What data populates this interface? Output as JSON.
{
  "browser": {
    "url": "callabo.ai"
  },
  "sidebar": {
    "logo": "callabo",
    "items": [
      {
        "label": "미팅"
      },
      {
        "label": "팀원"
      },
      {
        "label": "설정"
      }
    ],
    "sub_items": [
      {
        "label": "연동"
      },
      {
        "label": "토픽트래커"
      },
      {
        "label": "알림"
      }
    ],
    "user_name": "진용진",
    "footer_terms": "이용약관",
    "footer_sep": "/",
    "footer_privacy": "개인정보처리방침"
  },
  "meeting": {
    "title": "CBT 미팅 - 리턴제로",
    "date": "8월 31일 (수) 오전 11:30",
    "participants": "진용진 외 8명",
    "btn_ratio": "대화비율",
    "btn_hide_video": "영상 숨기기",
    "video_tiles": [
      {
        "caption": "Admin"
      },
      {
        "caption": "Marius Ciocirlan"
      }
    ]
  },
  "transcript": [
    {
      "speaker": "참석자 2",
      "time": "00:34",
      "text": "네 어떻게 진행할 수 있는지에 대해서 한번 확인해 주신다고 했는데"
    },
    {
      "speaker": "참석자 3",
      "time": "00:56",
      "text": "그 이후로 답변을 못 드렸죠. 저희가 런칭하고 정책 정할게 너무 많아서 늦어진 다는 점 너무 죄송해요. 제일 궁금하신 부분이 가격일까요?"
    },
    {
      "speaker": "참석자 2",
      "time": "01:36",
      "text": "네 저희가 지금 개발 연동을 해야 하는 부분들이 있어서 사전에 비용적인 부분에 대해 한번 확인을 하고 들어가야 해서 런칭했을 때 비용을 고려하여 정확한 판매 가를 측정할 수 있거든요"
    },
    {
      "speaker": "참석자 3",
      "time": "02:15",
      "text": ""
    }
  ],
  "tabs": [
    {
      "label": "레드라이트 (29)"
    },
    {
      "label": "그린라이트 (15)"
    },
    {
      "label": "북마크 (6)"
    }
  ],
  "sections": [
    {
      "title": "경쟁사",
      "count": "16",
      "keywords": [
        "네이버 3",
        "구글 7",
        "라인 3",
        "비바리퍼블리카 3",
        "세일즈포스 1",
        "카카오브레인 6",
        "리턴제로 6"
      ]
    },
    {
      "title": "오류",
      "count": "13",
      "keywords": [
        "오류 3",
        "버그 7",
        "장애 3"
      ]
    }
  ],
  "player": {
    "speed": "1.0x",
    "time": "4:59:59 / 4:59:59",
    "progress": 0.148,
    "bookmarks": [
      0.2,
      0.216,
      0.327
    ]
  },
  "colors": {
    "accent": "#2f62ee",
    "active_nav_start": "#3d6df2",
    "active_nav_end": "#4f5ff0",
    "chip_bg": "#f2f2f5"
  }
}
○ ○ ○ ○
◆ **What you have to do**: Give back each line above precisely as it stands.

◆ **Problem solution**:
What data populates this interface? Output as JSON.
{
  "browser": {
    "url": "callabo.ai"
  },
  "sidebar": {
    "logo": "callabo",
    "items": [
      {
        "label": "미팅"
      },
      {
        "label": "팀원"
      },
      {
        "label": "설정"
      }
    ],
    "sub_items": [
      {
        "label": "연동"
      },
      {
        "label": "토픽트래커"
      },
      {
        "label": "알림"
      }
    ],
    "user_name": "진용진",
    "footer_terms": "이용약관",
    "footer_sep": "/",
    "footer_privacy": "개인정보처리방침"
  },
  "meeting": {
    "title": "CBT 미팅 - 리턴제로",
    "date": "8월 31일 (수) 오전 11:30",
    "participants": "진용진 외 8명",
    "btn_ratio": "대화비율",
    "btn_hide_video": "영상 숨기기",
    "video_tiles": [
      {
        "caption": "Admin"
      },
      {
        "caption": "Marius Ciocirlan"
      }
    ]
  },
  "transcript": [
    {
      "speaker": "참석자 2",
      "time": "00:34",
      "text": "네 어떻게 진행할 수 있는지에 대해서 한번 확인해 주신다고 했는데"
    },
    {
      "speaker": "참석자 3",
      "time": "00:56",
      "text": "그 이후로 답변을 못 드렸죠. 저희가 런칭하고 정책 정할게 너무 많아서 늦어진 다는 점 너무 죄송해요. 제일 궁금하신 부분이 가격일까요?"
    },
    {
      "speaker": "참석자 2",
      "time": "01:36",
      "text": "네 저희가 지금 개발 연동을 해야 하는 부분들이 있어서 사전에 비용적인 부분에 대해 한번 확인을 하고 들어가야 해서 런칭했을 때 비용을 고려하여 정확한 판매 가를 측정할 수 있거든요"
    },
    {
      "speaker": "참석자 3",
      "time": "02:15",
      "text": ""
    }
  ],
  "tabs": [
    {
      "label": "레드라이트 (29)"
    },
    {
      "label": "그린라이트 (15)"
    },
    {
      "label": "북마크 (6)"
    }
  ],
  "sections": [
    {
      "title": "경쟁사",
      "count": "16",
      "keywords": [
        "네이버 3",
        "구글 7",
        "라인 3",
        "비바리퍼블리카 3",
        "세일즈포스 1",
        "카카오브레인 6",
        "리턴제로 6"
      ]
    },
    {
      "title": "오류",
      "count": "13",
      "keywords": [
        "오류 3",
        "버그 7",
        "장애 3"
      ]
    }
  ],
  "player": {
    "speed": "1.0x",
    "time": "4:59:59 / 4:59:59",
    "progress": 0.148,
    "bookmarks": [
      0.2,
      0.216,
      0.327
    ]
  },
  "colors": {
    "accent": "#2f62ee",
    "active_nav_start": "#3d6df2",
    "active_nav_end": "#4f5ff0",
    "chip_bg": "#f2f2f5"
  }
}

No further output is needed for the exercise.